Search Results: "Marianne Fritz"


BOOK REVIEW

THE WEIGHT OF THINGS by Marianne Fritz
FICTION & LITERATURE
Released: Oct. 1, 2015

"At times unwieldy but a harrowing book about the horrors of motherhood, jealousy, and war trauma."
In the first novel available in English by the late Austrian writer Fritz (1948-2007), a woman faces her dark past when friends visit her in a mental hospital. Read full book review >

BOOK REVIEW

BRENDAN THE NAVIGATOR by Jean Fritz
FICTION
Released: May 29, 1979

"Her jaunty tone is a shade forced at first when she is treating Ireland's love for stories and enthusiasm for the new religion of Christianity, but Brendan's story itself, with all its fabrications and uncertainties, is a natural for her characteristic informal approach, which hinges on not taking her material too seriously."
Fritz incorporates legend, speculation, and likely fact into her story of St. Read full book review >

BOOK REVIEW

FIVE GERMANYS I HAVE KNOWN by Fritz Stern
NON-FICTION
Released: Aug. 22, 2006

"An expansive, eloquent fusion of 'memory and history' that examines the moral questions posed by the political and social upheavals of the last century."
Stern (Professor Emeritus/Columbia Univ.; Einstein's German World, 1999, etc.) traces 100 years of his homeland's history, at the same time telling the story of his coming-of-age as an intellectual and a citizen. Read full book review >

BOOK REVIEW

I BELIEVE IN YOU by Marianne Richmond
CHILDREN'S
Released: Aug. 1, 2011

"Despite its overall good intentions, the book feels rushed and ill considered, with little offered by way of identification to get readers involved. (Picture book. 4-8)"
Well-intentioned cheerleading falls flat.

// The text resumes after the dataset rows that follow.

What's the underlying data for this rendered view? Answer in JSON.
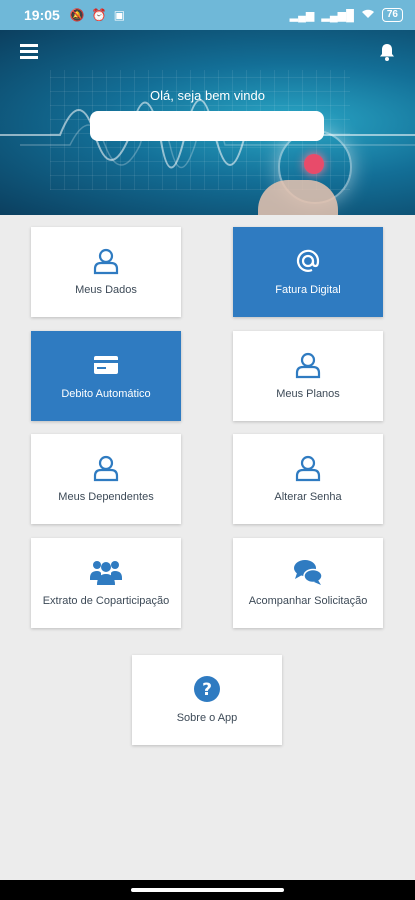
{
  "status_bar": {
    "time": "19:05",
    "battery": "76"
  },
  "header": {
    "welcome": "Olá, seja bem vindo",
    "menu_icon": "hamburger-menu-icon",
    "bell_icon": "bell-icon"
  },
  "tiles": [
    {
      "label": "Meus Dados",
      "icon": "user-icon"
    },
    {
      "label": "Fatura Digital",
      "icon": "at-sign-icon"
    },
    {
      "label": "Debito Automático",
      "icon": "credit-card-icon"
    },
    {
      "label": "Meus Planos",
      "icon": "user-icon"
    },
    {
      "label": "Meus Dependentes",
      "icon": "user-icon"
    },
    {
      "label": "Alterar Senha",
      "icon": "user-icon"
    },
    {
      "label": "Extrato de Coparticipação",
      "icon": "group-icon"
    },
    {
      "label": "Acompanhar Solicitação",
      "icon": "chat-bubbles-icon"
    },
    {
      "label": "Sobre o App",
      "icon": "help-circle-icon"
    }
  ],
  "colors": {
    "accent": "#2f7bc1",
    "status_bar": "#6fb8d8",
    "background": "#ececec"
  }
}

Read full book review >

BOOK REVIEW

I LOVE MY TEXAS VALENTINE by Marianne Richmond
CHILDREN'S
Released: Jan. 1, 2018

"No matter where your valentine is, skip. (Picture book. 3-7)"
Another holiday joins the publisher's series of state-specific books. Read full book review >

BOOK REVIEW

THE LION AND THE BIRD by Marianne Dubuc
CHILDREN'S
Released: May 1, 2014

"A sensitive, uplifting meditation. (Picture book. 4-7)"
Canadian artist Dubuc delivers a quiet story that knits together themes of friendship and the circle of seasons. Read full book review >

BOOK REVIEW

BEAUTIFUL BLUE EYES by Marianne Richmond
CHILDREN'S
Released: April 1, 2011

"Lezlie Evans and illustrated by David McPhail (2010). (Picture book. 3-5)"
Richmond offers a bland and confusing a companion to her Beautiful Brown Eyes (2009). Read full book review >

BOOK REVIEW

MR. POSTMOUSE TAKES A TRIP by Marianne Dubuc
CHILDREN'S
Released: April 4, 2017

"This one's playfulness invites repeat readings, and like Mr. Postmouse, it delivers consistently. (Picture book. 3-7)"
The dedicated postal worker who first appeared in Mr. Postmouse's Rounds (2015) returns with his entire family for a much bigger adventure. Read full book review >

BOOK REVIEW

LESSONS FOR LIFE by Marianne Pickering
FRIENDS AND SCHOOL
Released: Nov. 1, 1995

Published in cooperation with the Denver Museum of Natural History, this title in the Our Human Family series seeks to explore the human quest for understanding, but it lacks clear definitions and the examples are often atypical or confusing. ``Every human culture has systems to guide the mental, physical, and moral growth of its members,'' states Pickering in her first book, and then describes how cultures around the world, grouped by geographic region (Europe and the Middle East fall under one chapter), provide academic, social, vocational, and personal education. Read full book review >

BOOK REVIEW

SMOKE SCREEN by Marianne Macdonald
MYSTERY THRILLER
Released: Dec. 1, 1999

"Dido's third puzzle isn't really all that much, but what there is she solves charmingly."
A friend warns Dido Hoare, antiquarian bookseller and sometime sleuth (Ghost Walk, 1998, etc.) that the woman he refers to as Her Majesty means trouble. Read full book review >

BOOK REVIEW

THREE MONKEYS by Marianne Macdonald
MYSTERY THRILLER
Released: June 1, 2005

"Throughout it all, Macdonald struggles admirably but not always successfully to bridge the gap between the cozy circle of Dido's extended family, notable for the warmth between her and her father, and the sordid crimes she's stumbled onto this time."
The Christmas rush must wait while antiquarian bookseller Dido Hoare (Die Once, 2003, etc.) is caught between a dismembered corpse and the London police. Read full book review >